● **Dataset content**:

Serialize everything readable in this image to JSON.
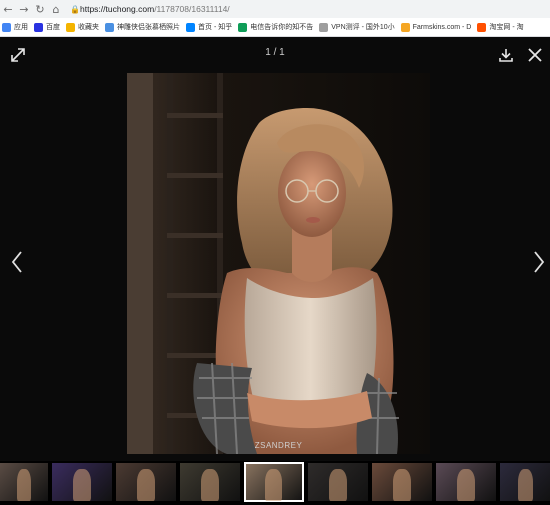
{
  "browser": {
    "url_host": "https://tuchong.com",
    "url_path": "/1178708/16311114/",
    "bookmarks": [
      {
        "label": "应用",
        "color": "#4285f4"
      },
      {
        "label": "百度",
        "color": "#2932e1"
      },
      {
        "label": "收藏夹",
        "color": "#f4b400"
      },
      {
        "label": "神雕侠侣张慕栖照片",
        "color": "#4a90e2"
      },
      {
        "label": "首页 - 知乎",
        "color": "#0084ff"
      },
      {
        "label": "电信告诉你的知不告",
        "color": "#0f9d58"
      },
      {
        "label": "VPN测评 - 国外10小",
        "color": "#9e9e9e"
      },
      {
        "label": "Farmskins.com - D",
        "color": "#f5a623"
      },
      {
        "label": "淘宝网 - 淘",
        "color": "#ff5000"
      }
    ]
  },
  "viewer": {
    "counter": "1 / 1",
    "watermark": "ZSANDREY",
    "icons": {
      "expand": "expand-icon",
      "download": "download-icon",
      "close": "close-icon",
      "prev": "chevron-left-icon",
      "next": "chevron-right-icon"
    },
    "thumbnails": [
      {
        "tone": "#5a4c44",
        "active": false
      },
      {
        "tone": "#3a2c5e",
        "active": false
      },
      {
        "tone": "#4b3a32",
        "active": false
      },
      {
        "tone": "#3e3a30",
        "active": false
      },
      {
        "tone": "#8a7460",
        "active": true
      },
      {
        "tone": "#2e2b2a",
        "active": false
      },
      {
        "tone": "#6a4a3a",
        "active": false
      },
      {
        "tone": "#5a4a55",
        "active": false
      },
      {
        "tone": "#2c2a3c",
        "active": false
      }
    ]
  }
}
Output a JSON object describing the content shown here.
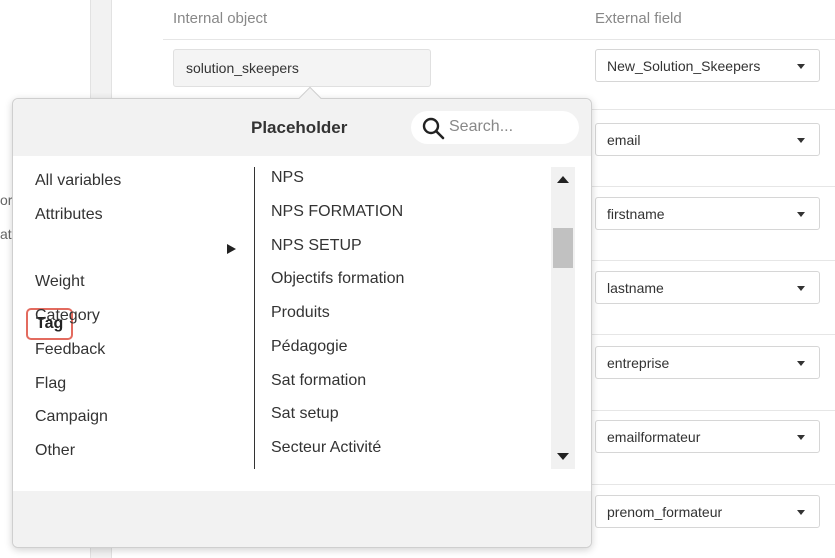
{
  "table": {
    "internal_header": "Internal object",
    "external_header": "External field",
    "internal_value": "solution_skeepers",
    "left_cut_1": "or",
    "left_cut_2": "ati",
    "external_fields": [
      "New_Solution_Skeepers",
      "email",
      "firstname",
      "lastname",
      "entreprise",
      "emailformateur",
      "prenom_formateur"
    ]
  },
  "popover": {
    "title": "Placeholder",
    "search_placeholder": "Search...",
    "categories": [
      "All variables",
      "Attributes",
      "Tag",
      "Weight",
      "Category",
      "Feedback",
      "Flag",
      "Campaign",
      "Other"
    ],
    "selected_category": "Tag",
    "tags": [
      "NPS",
      "NPS FORMATION",
      "NPS SETUP",
      "Objectifs formation",
      "Produits",
      "Pédagogie",
      "Sat formation",
      "Sat setup",
      "Secteur Activité"
    ]
  },
  "colors": {
    "selected_outline": "#e36b5f",
    "panel_gray": "#f2f2f2"
  },
  "icons": [
    "search-icon",
    "chevron-right-icon",
    "scroll-up-icon",
    "scroll-down-icon",
    "dropdown-caret-icon"
  ]
}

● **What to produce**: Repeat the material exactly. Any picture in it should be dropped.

● **Response area**:
Serialize everything readable in this image to JSON.
{
  "browser": {
    "url_host": "https://tuchong.com",
    "url_path": "/1178708/16311114/",
    "bookmarks": [
      {
        "label": "应用",
        "color": "#4285f4"
      },
      {
        "label": "百度",
        "color": "#2932e1"
      },
      {
        "label": "收藏夹",
        "color": "#f4b400"
      },
      {
        "label": "神雕侠侣张慕栖照片",
        "color": "#4a90e2"
      },
      {
        "label": "首页 - 知乎",
        "color": "#0084ff"
      },
      {
        "label": "电信告诉你的知不告",
        "color": "#0f9d58"
      },
      {
        "label": "VPN测评 - 国外10小",
        "color": "#9e9e9e"
      },
      {
        "label": "Farmskins.com - D",
        "color": "#f5a623"
      },
      {
        "label": "淘宝网 - 淘",
        "color": "#ff5000"
      }
    ]
  },
  "viewer": {
    "counter": "1 / 1",
    "watermark": "ZSANDREY",
    "icons": {
      "expand": "expand-icon",
      "download": "download-icon",
      "close": "close-icon",
      "prev": "chevron-left-icon",
      "next": "chevron-right-icon"
    },
    "thumbnails": [
      {
        "tone": "#5a4c44",
        "active": false
      },
      {
        "tone": "#3a2c5e",
        "active": false
      },
      {
        "tone": "#4b3a32",
        "active": false
      },
      {
        "tone": "#3e3a30",
        "active": false
      },
      {
        "tone": "#8a7460",
        "active": true
      },
      {
        "tone": "#2e2b2a",
        "active": false
      },
      {
        "tone": "#6a4a3a",
        "active": false
      },
      {
        "tone": "#5a4a55",
        "active": false
      },
      {
        "tone": "#2c2a3c",
        "active": false
      }
    ]
  }
}
Output a JSON object describing the content shown here.
{
  "table": {
    "internal_header": "Internal object",
    "external_header": "External field",
    "internal_value": "solution_skeepers",
    "left_cut_1": "or",
    "left_cut_2": "ati",
    "external_fields": [
      "New_Solution_Skeepers",
      "email",
      "firstname",
      "lastname",
      "entreprise",
      "emailformateur",
      "prenom_formateur"
    ]
  },
  "popover": {
    "title": "Placeholder",
    "search_placeholder": "Search...",
    "categories": [
      "All variables",
      "Attributes",
      "Tag",
      "Weight",
      "Category",
      "Feedback",
      "Flag",
      "Campaign",
      "Other"
    ],
    "selected_category": "Tag",
    "tags": [
      "NPS",
      "NPS FORMATION",
      "NPS SETUP",
      "Objectifs formation",
      "Produits",
      "Pédagogie",
      "Sat formation",
      "Sat setup",
      "Secteur Activité"
    ]
  },
  "colors": {
    "selected_outline": "#e36b5f",
    "panel_gray": "#f2f2f2"
  },
  "icons": [
    "search-icon",
    "chevron-right-icon",
    "scroll-up-icon",
    "scroll-down-icon",
    "dropdown-caret-icon"
  ]
}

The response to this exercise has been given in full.